Set down all of the data exactly. Pictures stay out of the copy.

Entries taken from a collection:
********************
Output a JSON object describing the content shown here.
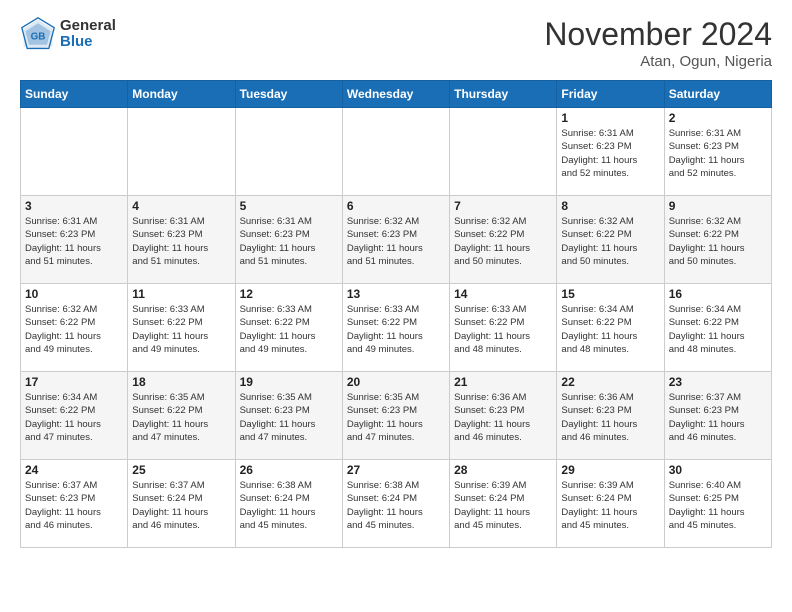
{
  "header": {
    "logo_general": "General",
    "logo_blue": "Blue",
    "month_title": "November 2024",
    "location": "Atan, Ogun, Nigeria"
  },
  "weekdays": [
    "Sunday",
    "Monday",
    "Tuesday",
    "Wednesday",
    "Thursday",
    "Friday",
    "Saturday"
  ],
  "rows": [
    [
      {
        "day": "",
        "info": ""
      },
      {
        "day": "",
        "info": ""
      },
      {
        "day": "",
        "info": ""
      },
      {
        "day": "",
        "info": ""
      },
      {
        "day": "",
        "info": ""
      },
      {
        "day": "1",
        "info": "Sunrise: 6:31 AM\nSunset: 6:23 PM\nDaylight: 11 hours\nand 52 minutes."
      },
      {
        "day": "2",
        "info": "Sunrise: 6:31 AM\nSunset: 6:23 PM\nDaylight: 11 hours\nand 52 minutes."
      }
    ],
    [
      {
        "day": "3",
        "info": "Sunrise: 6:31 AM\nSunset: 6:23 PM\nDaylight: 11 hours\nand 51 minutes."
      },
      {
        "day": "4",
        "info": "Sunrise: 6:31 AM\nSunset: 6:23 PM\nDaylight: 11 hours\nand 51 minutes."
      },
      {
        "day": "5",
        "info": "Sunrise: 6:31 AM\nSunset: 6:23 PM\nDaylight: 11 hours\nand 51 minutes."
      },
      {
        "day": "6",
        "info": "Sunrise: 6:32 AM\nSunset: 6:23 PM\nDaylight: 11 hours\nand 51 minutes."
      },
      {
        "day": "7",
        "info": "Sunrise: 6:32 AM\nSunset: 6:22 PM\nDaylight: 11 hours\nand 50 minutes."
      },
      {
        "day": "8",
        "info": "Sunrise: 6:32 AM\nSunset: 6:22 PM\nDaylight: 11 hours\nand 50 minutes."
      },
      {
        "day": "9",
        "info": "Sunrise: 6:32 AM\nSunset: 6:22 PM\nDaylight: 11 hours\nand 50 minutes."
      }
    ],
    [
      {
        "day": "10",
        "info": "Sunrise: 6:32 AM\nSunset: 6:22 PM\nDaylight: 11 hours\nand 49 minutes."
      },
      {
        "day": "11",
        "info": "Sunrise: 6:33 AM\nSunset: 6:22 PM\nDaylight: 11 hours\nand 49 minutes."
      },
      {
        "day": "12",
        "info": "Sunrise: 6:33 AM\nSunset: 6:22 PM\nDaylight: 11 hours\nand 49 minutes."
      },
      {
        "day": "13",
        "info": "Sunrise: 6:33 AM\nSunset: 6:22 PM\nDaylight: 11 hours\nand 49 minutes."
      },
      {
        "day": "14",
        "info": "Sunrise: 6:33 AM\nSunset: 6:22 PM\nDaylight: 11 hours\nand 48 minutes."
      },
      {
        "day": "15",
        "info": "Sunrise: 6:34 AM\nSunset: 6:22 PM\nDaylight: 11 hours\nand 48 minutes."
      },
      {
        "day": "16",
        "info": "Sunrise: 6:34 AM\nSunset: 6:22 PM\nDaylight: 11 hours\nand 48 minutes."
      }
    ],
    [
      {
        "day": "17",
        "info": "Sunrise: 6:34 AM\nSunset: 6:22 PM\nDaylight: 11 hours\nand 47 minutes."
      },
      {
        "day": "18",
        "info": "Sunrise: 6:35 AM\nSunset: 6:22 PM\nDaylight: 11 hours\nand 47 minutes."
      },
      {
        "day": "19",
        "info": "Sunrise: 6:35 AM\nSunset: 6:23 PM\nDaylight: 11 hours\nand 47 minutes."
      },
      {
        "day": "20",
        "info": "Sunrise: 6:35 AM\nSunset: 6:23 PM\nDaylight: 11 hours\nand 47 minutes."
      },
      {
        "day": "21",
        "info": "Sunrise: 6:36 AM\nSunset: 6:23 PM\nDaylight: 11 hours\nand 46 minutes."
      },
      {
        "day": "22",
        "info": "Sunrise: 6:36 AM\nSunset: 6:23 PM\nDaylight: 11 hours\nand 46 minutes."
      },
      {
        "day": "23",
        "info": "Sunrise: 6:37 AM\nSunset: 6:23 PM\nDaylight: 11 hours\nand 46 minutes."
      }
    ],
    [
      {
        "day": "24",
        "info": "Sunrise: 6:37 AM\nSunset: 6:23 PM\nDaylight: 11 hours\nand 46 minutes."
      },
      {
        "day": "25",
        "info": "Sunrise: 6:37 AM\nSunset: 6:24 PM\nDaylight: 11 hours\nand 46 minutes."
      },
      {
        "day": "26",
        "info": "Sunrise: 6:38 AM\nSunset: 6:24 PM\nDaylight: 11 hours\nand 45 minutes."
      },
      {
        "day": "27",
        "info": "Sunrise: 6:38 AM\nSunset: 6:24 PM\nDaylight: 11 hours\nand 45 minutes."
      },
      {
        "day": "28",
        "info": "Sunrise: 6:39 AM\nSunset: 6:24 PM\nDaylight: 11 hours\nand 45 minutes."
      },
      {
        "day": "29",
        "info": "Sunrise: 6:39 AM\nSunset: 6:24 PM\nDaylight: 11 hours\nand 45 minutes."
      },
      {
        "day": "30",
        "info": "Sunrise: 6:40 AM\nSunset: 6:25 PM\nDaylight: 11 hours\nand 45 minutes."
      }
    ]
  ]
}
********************
WRITTEN SOLUTION:
Output a JSON object describing the content shown here.
{
  "header": {
    "logo_general": "General",
    "logo_blue": "Blue",
    "month_title": "November 2024",
    "location": "Atan, Ogun, Nigeria"
  },
  "weekdays": [
    "Sunday",
    "Monday",
    "Tuesday",
    "Wednesday",
    "Thursday",
    "Friday",
    "Saturday"
  ],
  "rows": [
    [
      {
        "day": "",
        "info": ""
      },
      {
        "day": "",
        "info": ""
      },
      {
        "day": "",
        "info": ""
      },
      {
        "day": "",
        "info": ""
      },
      {
        "day": "",
        "info": ""
      },
      {
        "day": "1",
        "info": "Sunrise: 6:31 AM\nSunset: 6:23 PM\nDaylight: 11 hours\nand 52 minutes."
      },
      {
        "day": "2",
        "info": "Sunrise: 6:31 AM\nSunset: 6:23 PM\nDaylight: 11 hours\nand 52 minutes."
      }
    ],
    [
      {
        "day": "3",
        "info": "Sunrise: 6:31 AM\nSunset: 6:23 PM\nDaylight: 11 hours\nand 51 minutes."
      },
      {
        "day": "4",
        "info": "Sunrise: 6:31 AM\nSunset: 6:23 PM\nDaylight: 11 hours\nand 51 minutes."
      },
      {
        "day": "5",
        "info": "Sunrise: 6:31 AM\nSunset: 6:23 PM\nDaylight: 11 hours\nand 51 minutes."
      },
      {
        "day": "6",
        "info": "Sunrise: 6:32 AM\nSunset: 6:23 PM\nDaylight: 11 hours\nand 51 minutes."
      },
      {
        "day": "7",
        "info": "Sunrise: 6:32 AM\nSunset: 6:22 PM\nDaylight: 11 hours\nand 50 minutes."
      },
      {
        "day": "8",
        "info": "Sunrise: 6:32 AM\nSunset: 6:22 PM\nDaylight: 11 hours\nand 50 minutes."
      },
      {
        "day": "9",
        "info": "Sunrise: 6:32 AM\nSunset: 6:22 PM\nDaylight: 11 hours\nand 50 minutes."
      }
    ],
    [
      {
        "day": "10",
        "info": "Sunrise: 6:32 AM\nSunset: 6:22 PM\nDaylight: 11 hours\nand 49 minutes."
      },
      {
        "day": "11",
        "info": "Sunrise: 6:33 AM\nSunset: 6:22 PM\nDaylight: 11 hours\nand 49 minutes."
      },
      {
        "day": "12",
        "info": "Sunrise: 6:33 AM\nSunset: 6:22 PM\nDaylight: 11 hours\nand 49 minutes."
      },
      {
        "day": "13",
        "info": "Sunrise: 6:33 AM\nSunset: 6:22 PM\nDaylight: 11 hours\nand 49 minutes."
      },
      {
        "day": "14",
        "info": "Sunrise: 6:33 AM\nSunset: 6:22 PM\nDaylight: 11 hours\nand 48 minutes."
      },
      {
        "day": "15",
        "info": "Sunrise: 6:34 AM\nSunset: 6:22 PM\nDaylight: 11 hours\nand 48 minutes."
      },
      {
        "day": "16",
        "info": "Sunrise: 6:34 AM\nSunset: 6:22 PM\nDaylight: 11 hours\nand 48 minutes."
      }
    ],
    [
      {
        "day": "17",
        "info": "Sunrise: 6:34 AM\nSunset: 6:22 PM\nDaylight: 11 hours\nand 47 minutes."
      },
      {
        "day": "18",
        "info": "Sunrise: 6:35 AM\nSunset: 6:22 PM\nDaylight: 11 hours\nand 47 minutes."
      },
      {
        "day": "19",
        "info": "Sunrise: 6:35 AM\nSunset: 6:23 PM\nDaylight: 11 hours\nand 47 minutes."
      },
      {
        "day": "20",
        "info": "Sunrise: 6:35 AM\nSunset: 6:23 PM\nDaylight: 11 hours\nand 47 minutes."
      },
      {
        "day": "21",
        "info": "Sunrise: 6:36 AM\nSunset: 6:23 PM\nDaylight: 11 hours\nand 46 minutes."
      },
      {
        "day": "22",
        "info": "Sunrise: 6:36 AM\nSunset: 6:23 PM\nDaylight: 11 hours\nand 46 minutes."
      },
      {
        "day": "23",
        "info": "Sunrise: 6:37 AM\nSunset: 6:23 PM\nDaylight: 11 hours\nand 46 minutes."
      }
    ],
    [
      {
        "day": "24",
        "info": "Sunrise: 6:37 AM\nSunset: 6:23 PM\nDaylight: 11 hours\nand 46 minutes."
      },
      {
        "day": "25",
        "info": "Sunrise: 6:37 AM\nSunset: 6:24 PM\nDaylight: 11 hours\nand 46 minutes."
      },
      {
        "day": "26",
        "info": "Sunrise: 6:38 AM\nSunset: 6:24 PM\nDaylight: 11 hours\nand 45 minutes."
      },
      {
        "day": "27",
        "info": "Sunrise: 6:38 AM\nSunset: 6:24 PM\nDaylight: 11 hours\nand 45 minutes."
      },
      {
        "day": "28",
        "info": "Sunrise: 6:39 AM\nSunset: 6:24 PM\nDaylight: 11 hours\nand 45 minutes."
      },
      {
        "day": "29",
        "info": "Sunrise: 6:39 AM\nSunset: 6:24 PM\nDaylight: 11 hours\nand 45 minutes."
      },
      {
        "day": "30",
        "info": "Sunrise: 6:40 AM\nSunset: 6:25 PM\nDaylight: 11 hours\nand 45 minutes."
      }
    ]
  ]
}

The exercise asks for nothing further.